- _PROBLEM TO SOLVE_
Below are records; please give the number of their lines that contain the string "text", and only that number.

Data records for software interfaces:
*** Begin section ***
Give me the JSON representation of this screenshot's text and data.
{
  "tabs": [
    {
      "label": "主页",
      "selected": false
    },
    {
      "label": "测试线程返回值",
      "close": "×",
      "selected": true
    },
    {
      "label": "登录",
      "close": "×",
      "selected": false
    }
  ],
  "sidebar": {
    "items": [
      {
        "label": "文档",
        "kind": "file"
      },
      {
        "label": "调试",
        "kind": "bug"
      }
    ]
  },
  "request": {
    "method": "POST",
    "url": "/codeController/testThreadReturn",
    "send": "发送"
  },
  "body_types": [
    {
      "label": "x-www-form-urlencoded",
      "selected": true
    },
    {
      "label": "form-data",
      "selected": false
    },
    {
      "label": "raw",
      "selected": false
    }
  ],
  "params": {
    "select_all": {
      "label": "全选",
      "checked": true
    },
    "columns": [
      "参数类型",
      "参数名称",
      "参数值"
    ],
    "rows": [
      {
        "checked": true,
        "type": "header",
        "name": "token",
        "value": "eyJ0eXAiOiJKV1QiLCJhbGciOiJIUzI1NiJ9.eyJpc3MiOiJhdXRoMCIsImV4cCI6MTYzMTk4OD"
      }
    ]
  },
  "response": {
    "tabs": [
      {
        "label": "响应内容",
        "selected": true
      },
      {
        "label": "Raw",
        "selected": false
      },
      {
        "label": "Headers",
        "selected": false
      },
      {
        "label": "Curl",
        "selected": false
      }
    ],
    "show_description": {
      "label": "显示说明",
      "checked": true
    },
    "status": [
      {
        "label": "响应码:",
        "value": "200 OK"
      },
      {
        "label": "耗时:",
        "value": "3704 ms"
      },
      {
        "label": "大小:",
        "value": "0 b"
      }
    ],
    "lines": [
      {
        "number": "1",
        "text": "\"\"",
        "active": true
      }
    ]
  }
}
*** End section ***
- _ANSWER FOR THE TASK_
2